CONTROLLING QUASI-2D SEPARATION WITH FLOW INJECTION
Highly loaded aerodynamic devices for propulsion and power generation are emerging to increase power output in a more compact machine are emerging. These devices can experience increased losses due to separation, as in the low-pressure turbine, which arise due to the operation at conditions that increases the adverse pressure gradients ore decrease the Reynolds number of the flow through the device. Therefore, flow control strategies become appealing to reduce losses at these conditions. This work aims to validate flow injection as an effective flow control strategy in the transonic regime.
A test facility which was used to study boundary layer separation in a quasi-2d test article was modified to include flow injection and conditions were modified so that the facility was operated in the transonic regime. Valves were chosen which could achieve a wide range of excitation frequencies and the flow control ports were designed to accommodate their nominal flow rate. A preliminary test matrix was built while considering the limitations of the test facility.
A numerical study was conducted to identify flow structures of interest and determine a preliminary understanding of the test article. The flow control was then added to the numerical study to guide the experimental set points for injected flow. The response of the flow to continuous slot blowing was characterized, and a 3D simulation with discrete injection ports was done to ensure the set-points determined from the 2D study were viable for discrete injection.
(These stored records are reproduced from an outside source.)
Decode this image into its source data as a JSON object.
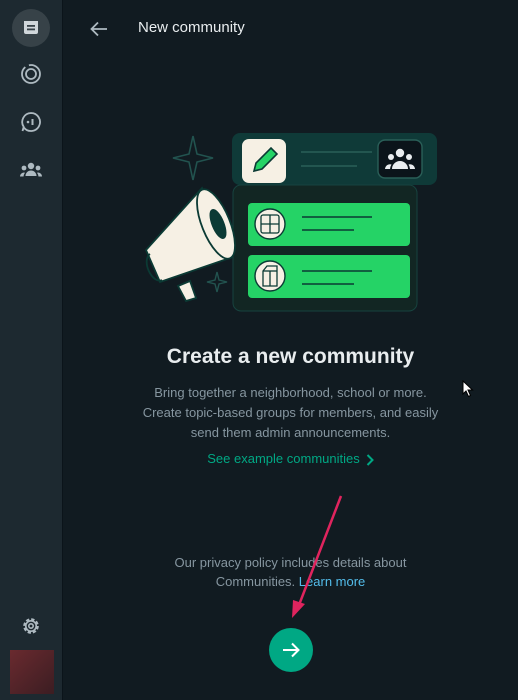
{
  "header": {
    "title": "New community"
  },
  "content": {
    "title": "Create a new community",
    "description_lines": [
      "Bring together a neighborhood, school or more.",
      "Create topic-based groups for members, and easily",
      "send them admin announcements."
    ],
    "example_link": "See example communities",
    "privacy_text": "Our privacy policy includes details about",
    "privacy_text2": "Communities.",
    "learn_more": "Learn more"
  },
  "nav": {
    "items": [
      "chats-icon",
      "status-icon",
      "channels-icon",
      "communities-icon"
    ],
    "bottom": [
      "settings-icon",
      "avatar"
    ]
  },
  "colors": {
    "accent": "#00a884",
    "link": "#53bdeb",
    "background": "#111b21",
    "rail": "#1d2930",
    "illustration_green": "#25d366",
    "annotation_arrow": "#e0245e"
  }
}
Blow-down experiments were then conducted to study the behavior of bulk separation in a transonic regime for a quasi-2D geometry. Once behavior of the separation was understood, steady injection and then pulsated injection were applied in attempts to mitigate the separation. Steady injection was utilized to find the required pressure of injection relative to the total pressure at the inlet of the test article, while the pulsated injection served to identify a frequency at which the time averaged mitigation of separation was greatest.
The experiments show that both steady and pulsated flow injection are viable techniques in flow control. It is also shown that pulsation does not allow for a lower pressure injection, but instead allows for the same effect with a lower mass flow requirement. Two-dimensional computational simulations are shown to be effective in determining injection frequencies but not the extent of separation or required injection pressures.
USAF award FA9550-19-S-0003 Amendment 001
- Master of Science in Mechanical Engineering
- Mechanical Engineering
- West Lafayette